Friday, April 03, 2009

Negima!? Neo, vol. 1

Original Concept and Story by Ken Akamatsu with Art by Takuya Fujiima
Published in the US by Del Rey

Slugline: A manga of an anime of a manga

Brilliant ten year old mage Negi graduates from his British school of magic and has to go to Japan to teach at an all girl school. If that is not the set-up for a Harry Potter fanfic filled with Mary Sue overtones, I don't know what is. Negi has to help the various girls at the school deal with their problems while advancing his own magic by 'partnering' up with someone. Since he surrounded by teenage girls, guess who his partner will be? Let's not forget he has to keep his magic secret from the students even as several of the students have magical natures. This is a harem comedy, with all of the negatives that implies along with the above slugline literally being true. This is not the original manga that the TV and various OVA series are based on, but a manga based on the anime that was based on the original manga.
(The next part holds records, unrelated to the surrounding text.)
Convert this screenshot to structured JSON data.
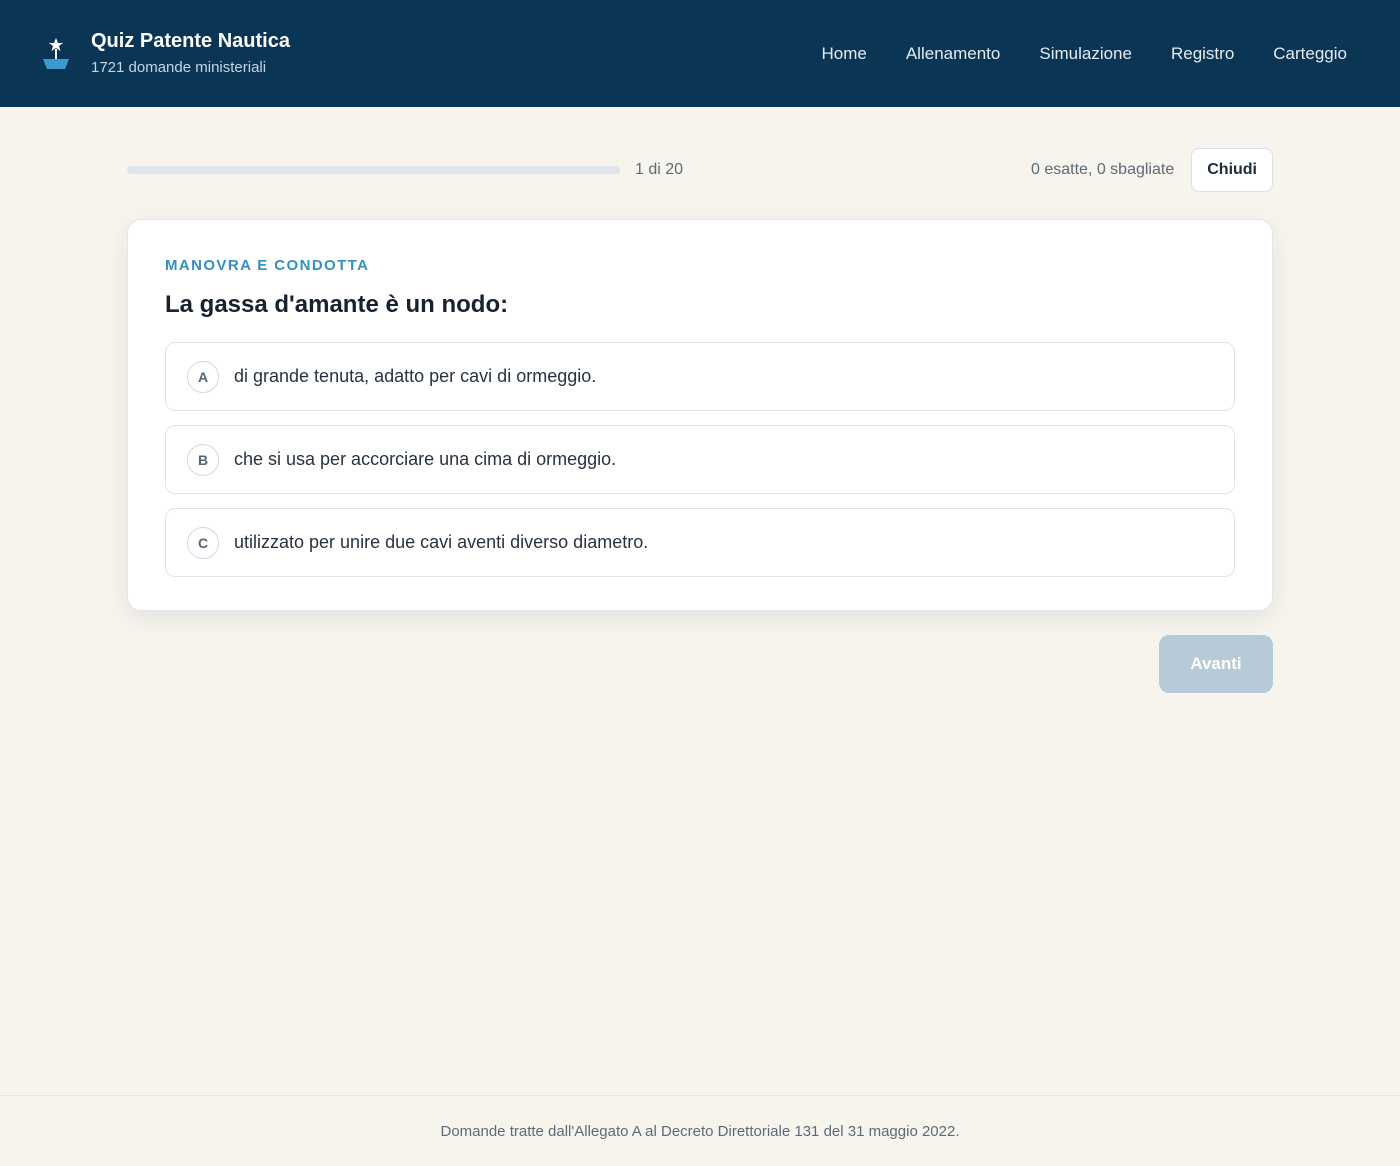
{
  "header": {
    "title": "Quiz Patente Nautica",
    "subtitle": "1721 domande ministeriali",
    "logo_icon": "boat-icon",
    "nav": [
      {
        "label": "Home"
      },
      {
        "label": "Allenamento"
      },
      {
        "label": "Simulazione"
      },
      {
        "label": "Registro"
      },
      {
        "label": "Carteggio"
      }
    ]
  },
  "progress": {
    "current": 1,
    "total": 20,
    "fraction": 0.0,
    "label": "1 di 20",
    "score_label": "0 esatte, 0 sbagliate",
    "close_label": "Chiudi"
  },
  "question": {
    "category": "MANOVRA E CONDOTTA",
    "text": "La gassa d'amante è un nodo:",
    "options": [
      {
        "letter": "A",
        "text": "di grande tenuta, adatto per cavi di ormeggio."
      },
      {
        "letter": "B",
        "text": "che si usa per accorciare una cima di ormeggio."
      },
      {
        "letter": "C",
        "text": "utilizzato per unire due cavi aventi diverso diametro."
      }
    ]
  },
  "actions": {
    "next_label": "Avanti"
  },
  "footer": {
    "text": "Domande tratte dall'Allegato A al Decreto Direttoriale 131 del 31 maggio 2022."
  },
  "colors": {
    "header_bg": "#0b3554",
    "accent": "#3390c0",
    "page_bg": "#f7f4ee",
    "next_disabled": "#b6cad8"
  }
}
Sometimes the multiple versions can be a benefit to a property, with each iteration allowing the story to become ever more focused and removing distractions. But there is also the possibility the story will lose focus like a photocopy, as each iteration gets further away from the core of the story. I am not sure here if the various iterations is helping or hurting the story.

My rating from Negima!? Neo comes from several different aspects of the story. Harem comedies have a hard time being believable, as in if you can believe whether or not people will act these way. Here there is not much of an attempt at believability, with everyone embracing their inner stereotype and going with it and the characters being all surface. The plot reads like a bad fanfic (yes, there is good fanfic) with a thinly disguised Harry Potter stand-in. If you already love Negima, here you get some more, but other than that, this is just not a very well done manga.

It is almost if this was the culmination of the search for the best way to deliver fan service, cutting away of everything else that can get in the way of delivering fanboy goodness but may also have other uses, like story or subtext, or even text for that matter. While that may be fine for some, there is no reason that a manga can not also deliver an interesting story because that does not necessarily have to interfere with delivering fan service, it is not an either/or equation.

Negima!? Neo, vol. 1 is also available from Right Stuf, Intl., an online retailer specializing in anime and manga


Thursday, April 02, 2009

Maid Sama!, vol. 1

By Hiro Fujiwara
Published in the US by TokyoPop

Slugline: Anger and daddy issues go together is the taste great, less filling of storytelling

Misaki has dad issues, and using the toughness she had cultivated after her dad abandoned her to help keep the male dominated school body in line at her school in her role of president.. But every character in manga has a secret and hers is that to make some money she works at a maid cafe, where she has to be polite and call visitors master. This does not come easily to her but Misaki manages to keep the two parts of her life separate until Takumi, the bored and thus sexy head male student at her school discovers it. Rather than take advantage of her over it, Takumi uses it as a reason to get close to the one girl in school that is not intrigued by his natural charm, thus making Misaki the only one that interests him at all.

The intersection of the maid and high school settings gives some slightly new twists to many of the same situation that fill out all shoujo . Sometimes that is all it takes to bring a little bit of freshness to staid situations. It is also nice to see for once that the missing/abandoned parent issue being used for more than just a rationale to keep cast size manageable and for explaining why high school students can stay out for all hours. Having a missing or otherwise uninvolved parent seems to be a staple of anime/manga but it rarely seems like it drives any of the characters in a meaningful way, unlike in many types of American fiction. Here at least her father's abandonment has shaped and changed Misaki in ways that matter and if her father ever returns you have some juicy storytelling potential there.

Maid Sama!, vol. 1 is also available from Right Stuf, Intl., an online retailer specializing in anime and manga